Tag Archives: St Andrews Symposium

St Andrews Symposium for Biblical and Early Christian Studies Schedule

The preliminary schedule for June’s┬áSt Andrews Symposium for Biblical and Early Christian Studies, entitled “Son of God: Divine Sonship in Jewish and Christian Antiquity,” has been released to participants. It’s going to be quite a packed event. Three parallel sessions with three or four different groups of four papers each are scattered across the three days between the plenary sessions. My own paper will be presented last in group A of session 3, which begins at 2:20 PM on Tuesday in College Hall. See below for the schedule.

St Andrews Symposium Schedule Screen Shot 2016-04-19 at 6.35.21 AM (2) Screen Shot 2016-04-19 at 6.35.25 AM (2) Screen Shot 2016-04-19 at 6.35.29 AM (2)


Paper Accepted to St Andrews Symposium for Biblical and Early Christian Studies

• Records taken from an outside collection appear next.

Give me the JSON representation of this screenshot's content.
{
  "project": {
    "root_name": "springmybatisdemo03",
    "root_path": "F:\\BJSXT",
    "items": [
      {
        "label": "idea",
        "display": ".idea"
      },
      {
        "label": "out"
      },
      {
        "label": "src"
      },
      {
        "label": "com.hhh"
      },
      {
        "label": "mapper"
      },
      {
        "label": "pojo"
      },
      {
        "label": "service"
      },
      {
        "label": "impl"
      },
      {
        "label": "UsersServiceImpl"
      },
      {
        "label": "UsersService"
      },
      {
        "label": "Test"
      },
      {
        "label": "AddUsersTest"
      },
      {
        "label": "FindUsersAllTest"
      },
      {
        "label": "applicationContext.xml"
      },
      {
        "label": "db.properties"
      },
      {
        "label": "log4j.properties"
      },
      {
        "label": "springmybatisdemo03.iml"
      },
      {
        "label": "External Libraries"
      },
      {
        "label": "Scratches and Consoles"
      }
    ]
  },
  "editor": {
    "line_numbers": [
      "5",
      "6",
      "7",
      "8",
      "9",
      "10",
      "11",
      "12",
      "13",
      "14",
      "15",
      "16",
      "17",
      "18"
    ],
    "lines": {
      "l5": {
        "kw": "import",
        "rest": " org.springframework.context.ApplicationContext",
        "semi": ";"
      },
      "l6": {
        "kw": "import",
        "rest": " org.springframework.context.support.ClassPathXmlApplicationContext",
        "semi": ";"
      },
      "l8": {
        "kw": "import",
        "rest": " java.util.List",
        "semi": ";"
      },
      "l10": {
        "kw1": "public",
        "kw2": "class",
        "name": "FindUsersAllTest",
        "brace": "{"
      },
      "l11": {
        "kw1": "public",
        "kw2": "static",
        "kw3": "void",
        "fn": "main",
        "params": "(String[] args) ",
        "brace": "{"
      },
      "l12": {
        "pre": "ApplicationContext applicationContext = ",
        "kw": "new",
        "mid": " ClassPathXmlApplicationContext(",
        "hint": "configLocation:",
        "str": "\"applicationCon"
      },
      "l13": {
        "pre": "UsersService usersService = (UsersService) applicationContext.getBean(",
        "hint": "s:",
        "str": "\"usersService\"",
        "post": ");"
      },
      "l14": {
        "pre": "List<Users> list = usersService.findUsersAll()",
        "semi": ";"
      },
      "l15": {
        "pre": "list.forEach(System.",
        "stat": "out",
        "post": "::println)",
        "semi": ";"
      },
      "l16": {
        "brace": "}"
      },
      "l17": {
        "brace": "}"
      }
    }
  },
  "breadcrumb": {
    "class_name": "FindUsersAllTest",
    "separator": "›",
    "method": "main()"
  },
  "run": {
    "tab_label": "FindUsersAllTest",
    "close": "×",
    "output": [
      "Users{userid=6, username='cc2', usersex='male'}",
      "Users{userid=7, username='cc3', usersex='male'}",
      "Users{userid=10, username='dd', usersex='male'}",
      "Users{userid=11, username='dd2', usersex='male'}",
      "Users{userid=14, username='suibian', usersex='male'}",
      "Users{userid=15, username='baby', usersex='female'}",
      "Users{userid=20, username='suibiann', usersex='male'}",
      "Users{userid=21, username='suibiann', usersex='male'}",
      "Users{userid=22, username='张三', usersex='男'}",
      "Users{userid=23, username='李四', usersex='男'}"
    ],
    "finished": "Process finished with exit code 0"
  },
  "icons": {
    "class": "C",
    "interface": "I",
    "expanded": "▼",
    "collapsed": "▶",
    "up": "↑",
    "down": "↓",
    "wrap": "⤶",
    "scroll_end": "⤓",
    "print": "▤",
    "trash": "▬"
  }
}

CFP Son of God-page-001I just received word that my paper proposal for the St Andrews Symposium for Biblical and Early Christian Studies has been accepted (abstract below). This year’s symposium is entitled “Son of God: Divine Sonship in Jewish and Christian Antiquity,” and it includes invited addresses from scholars like Jan Joosten, Richard Bauckham, N.T. Wright, Philip Alexander, and others. it should be an exciting two days (in addition to the days I’ll be golfing). If you would like to attend, you can find registration info here.

Divine Agency Christology: Cognitive Perspectives on Christ as Divine Agent

Concepts of divinity, identity, and agency are central to all christological models, but few scholars have directly addressed these concepts within their ancient West Asian contexts. Rather, the inclination has been to retroject modern, Eurocentric, and binary frameworks onto the ancient texts. With such frameworks governing the reconstruction of ancient conceptualizations of divine agency and identity, the resulting christological models inevitably reflect modern Western Christian orthodoxies and/or ontological categories.

The proposed paper seeks to avoid this tendentiousness by applying a cognitive framework to the reconstruction of ancient conceptualizations of divinity, identity, and agency. Identifying evolved and innate cognitive architecture can help facilitate a more critical and methodological reconstruction of those concepts. Among other things, the study of human cognition reveals a marked absence of the binary conceptual categories that characterize the philosophically based christological models that have predominated from the Nicene era to today. Within cultures not heavily influenced by a sophisticated philosophical ontology, identity is predicated upon social roles and functions. As a result, that identity, and associated notions of agency, are conceptualized as quite fluid and even communicable.

Applying these frameworks to the analysis of divine agents in early Jewish literature reveals a number of functional and conceptual parallels to the christological descriptions in the Christian scriptures. The proposed paper will argue that early Jewish conceptualizations of divine agency provided a conceptual template for early christological developments, which were later assimilated to philosophical models developed in the second century CE and later.